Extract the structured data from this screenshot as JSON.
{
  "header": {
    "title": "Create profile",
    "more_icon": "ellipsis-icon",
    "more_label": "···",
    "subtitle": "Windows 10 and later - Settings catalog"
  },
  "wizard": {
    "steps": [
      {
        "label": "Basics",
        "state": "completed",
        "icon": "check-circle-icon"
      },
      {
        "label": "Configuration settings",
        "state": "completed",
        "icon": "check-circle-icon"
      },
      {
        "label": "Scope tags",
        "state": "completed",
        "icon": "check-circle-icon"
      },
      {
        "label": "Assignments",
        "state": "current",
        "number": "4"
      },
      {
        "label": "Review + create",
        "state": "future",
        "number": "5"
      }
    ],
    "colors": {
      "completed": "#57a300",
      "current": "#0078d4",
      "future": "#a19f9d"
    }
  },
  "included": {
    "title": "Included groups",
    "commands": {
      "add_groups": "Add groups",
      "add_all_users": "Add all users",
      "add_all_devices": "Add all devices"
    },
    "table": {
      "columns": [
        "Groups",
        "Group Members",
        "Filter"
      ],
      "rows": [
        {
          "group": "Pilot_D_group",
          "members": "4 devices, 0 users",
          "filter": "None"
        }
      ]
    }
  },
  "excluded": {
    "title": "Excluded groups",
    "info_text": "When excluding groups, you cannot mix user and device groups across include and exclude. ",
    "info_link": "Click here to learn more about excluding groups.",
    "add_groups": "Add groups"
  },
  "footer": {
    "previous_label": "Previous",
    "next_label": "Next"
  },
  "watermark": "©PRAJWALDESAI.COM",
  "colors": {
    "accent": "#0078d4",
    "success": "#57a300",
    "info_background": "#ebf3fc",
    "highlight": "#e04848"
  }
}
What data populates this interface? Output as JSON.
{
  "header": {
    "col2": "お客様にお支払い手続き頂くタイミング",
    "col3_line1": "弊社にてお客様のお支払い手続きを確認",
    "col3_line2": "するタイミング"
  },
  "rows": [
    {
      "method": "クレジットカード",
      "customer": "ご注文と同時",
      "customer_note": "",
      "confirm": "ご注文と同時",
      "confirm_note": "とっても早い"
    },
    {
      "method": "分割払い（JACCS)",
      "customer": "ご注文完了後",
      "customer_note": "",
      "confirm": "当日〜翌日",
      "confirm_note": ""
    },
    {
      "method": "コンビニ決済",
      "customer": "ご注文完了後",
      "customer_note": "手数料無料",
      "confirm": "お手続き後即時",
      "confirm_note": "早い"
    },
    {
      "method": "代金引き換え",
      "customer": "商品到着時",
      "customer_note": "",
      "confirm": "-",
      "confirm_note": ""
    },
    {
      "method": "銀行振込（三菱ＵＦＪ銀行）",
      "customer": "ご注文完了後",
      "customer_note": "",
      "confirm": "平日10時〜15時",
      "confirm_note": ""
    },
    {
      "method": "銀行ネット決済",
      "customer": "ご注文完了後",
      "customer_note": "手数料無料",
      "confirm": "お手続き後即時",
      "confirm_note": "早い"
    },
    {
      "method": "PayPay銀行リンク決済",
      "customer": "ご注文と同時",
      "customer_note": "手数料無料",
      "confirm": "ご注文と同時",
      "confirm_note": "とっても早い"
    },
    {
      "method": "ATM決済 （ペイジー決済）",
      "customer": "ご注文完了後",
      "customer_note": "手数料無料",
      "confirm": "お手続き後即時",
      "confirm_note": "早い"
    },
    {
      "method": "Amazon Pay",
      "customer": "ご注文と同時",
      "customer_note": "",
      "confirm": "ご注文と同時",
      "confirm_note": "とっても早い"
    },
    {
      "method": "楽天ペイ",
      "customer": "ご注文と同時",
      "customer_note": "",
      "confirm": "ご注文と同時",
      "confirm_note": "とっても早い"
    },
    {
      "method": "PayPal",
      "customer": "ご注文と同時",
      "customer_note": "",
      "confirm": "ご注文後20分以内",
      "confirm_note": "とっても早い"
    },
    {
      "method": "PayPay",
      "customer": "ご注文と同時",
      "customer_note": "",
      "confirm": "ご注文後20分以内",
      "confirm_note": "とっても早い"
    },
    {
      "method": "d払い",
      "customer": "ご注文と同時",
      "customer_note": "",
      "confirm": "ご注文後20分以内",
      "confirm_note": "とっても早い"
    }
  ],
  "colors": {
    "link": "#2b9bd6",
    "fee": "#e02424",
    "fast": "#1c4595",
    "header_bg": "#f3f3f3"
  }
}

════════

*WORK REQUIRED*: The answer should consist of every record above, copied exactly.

*EXPECTED OUTPUT*:
Extract the structured data from this screenshot as JSON.
{
  "header": {
    "title": "Create profile",
    "more_icon": "ellipsis-icon",
    "more_label": "···",
    "subtitle": "Windows 10 and later - Settings catalog"
  },
  "wizard": {
    "steps": [
      {
        "label": "Basics",
        "state": "completed",
        "icon": "check-circle-icon"
      },
      {
        "label": "Configuration settings",
        "state": "completed",
        "icon": "check-circle-icon"
      },
      {
        "label": "Scope tags",
        "state": "completed",
        "icon": "check-circle-icon"
      },
      {
        "label": "Assignments",
        "state": "current",
        "number": "4"
      },
      {
        "label": "Review + create",
        "state": "future",
        "number": "5"
      }
    ],
    "colors": {
      "completed": "#57a300",
      "current": "#0078d4",
      "future": "#a19f9d"
    }
  },
  "included": {
    "title": "Included groups",
    "commands": {
      "add_groups": "Add groups",
      "add_all_users": "Add all users",
      "add_all_devices": "Add all devices"
    },
    "table": {
      "columns": [
        "Groups",
        "Group Members",
        "Filter"
      ],
      "rows": [
        {
          "group": "Pilot_D_group",
          "members": "4 devices, 0 users",
          "filter": "None"
        }
      ]
    }
  },
  "excluded": {
    "title": "Excluded groups",
    "info_text": "When excluding groups, you cannot mix user and device groups across include and exclude. ",
    "info_link": "Click here to learn more about excluding groups.",
    "add_groups": "Add groups"
  },
  "footer": {
    "previous_label": "Previous",
    "next_label": "Next"
  },
  "watermark": "©PRAJWALDESAI.COM",
  "colors": {
    "accent": "#0078d4",
    "success": "#57a300",
    "info_background": "#ebf3fc",
    "highlight": "#e04848"
  }
}
What data populates this interface? Output as JSON.
{
  "header": {
    "col2": "お客様にお支払い手続き頂くタイミング",
    "col3_line1": "弊社にてお客様のお支払い手続きを確認",
    "col3_line2": "するタイミング"
  },
  "rows": [
    {
      "method": "クレジットカード",
      "customer": "ご注文と同時",
      "customer_note": "",
      "confirm": "ご注文と同時",
      "confirm_note": "とっても早い"
    },
    {
      "method": "分割払い（JACCS)",
      "customer": "ご注文完了後",
      "customer_note": "",
      "confirm": "当日〜翌日",
      "confirm_note": ""
    },
    {
      "method": "コンビニ決済",
      "customer": "ご注文完了後",
      "customer_note": "手数料無料",
      "confirm": "お手続き後即時",
      "confirm_note": "早い"
    },
    {
      "method": "代金引き換え",
      "customer": "商品到着時",
      "customer_note": "",
      "confirm": "-",
      "confirm_note": ""
    },
    {
      "method": "銀行振込（三菱ＵＦＪ銀行）",
      "customer": "ご注文完了後",
      "customer_note": "",
      "confirm": "平日10時〜15時",
      "confirm_note": ""
    },
    {
      "method": "銀行ネット決済",
      "customer": "ご注文完了後",
      "customer_note": "手数料無料",
      "confirm": "お手続き後即時",
      "confirm_note": "早い"
    },
    {
      "method": "PayPay銀行リンク決済",
      "customer": "ご注文と同時",
      "customer_note": "手数料無料",
      "confirm": "ご注文と同時",
      "confirm_note": "とっても早い"
    },
    {
      "method": "ATM決済 （ペイジー決済）",
      "customer": "ご注文完了後",
      "customer_note": "手数料無料",
      "confirm": "お手続き後即時",
      "confirm_note": "早い"
    },
    {
      "method": "Amazon Pay",
      "customer": "ご注文と同時",
      "customer_note": "",
      "confirm": "ご注文と同時",
      "confirm_note": "とっても早い"
    },
    {
      "method": "楽天ペイ",
      "customer": "ご注文と同時",
      "customer_note": "",
      "confirm": "ご注文と同時",
      "confirm_note": "とっても早い"
    },
    {
      "method": "PayPal",
      "customer": "ご注文と同時",
      "customer_note": "",
      "confirm": "ご注文後20分以内",
      "confirm_note": "とっても早い"
    },
    {
      "method": "PayPay",
      "customer": "ご注文と同時",
      "customer_note": "",
      "confirm": "ご注文後20分以内",
      "confirm_note": "とっても早い"
    },
    {
      "method": "d払い",
      "customer": "ご注文と同時",
      "customer_note": "",
      "confirm": "ご注文後20分以内",
      "confirm_note": "とっても早い"
    }
  ],
  "colors": {
    "link": "#2b9bd6",
    "fee": "#e02424",
    "fast": "#1c4595",
    "header_bg": "#f3f3f3"
  }
}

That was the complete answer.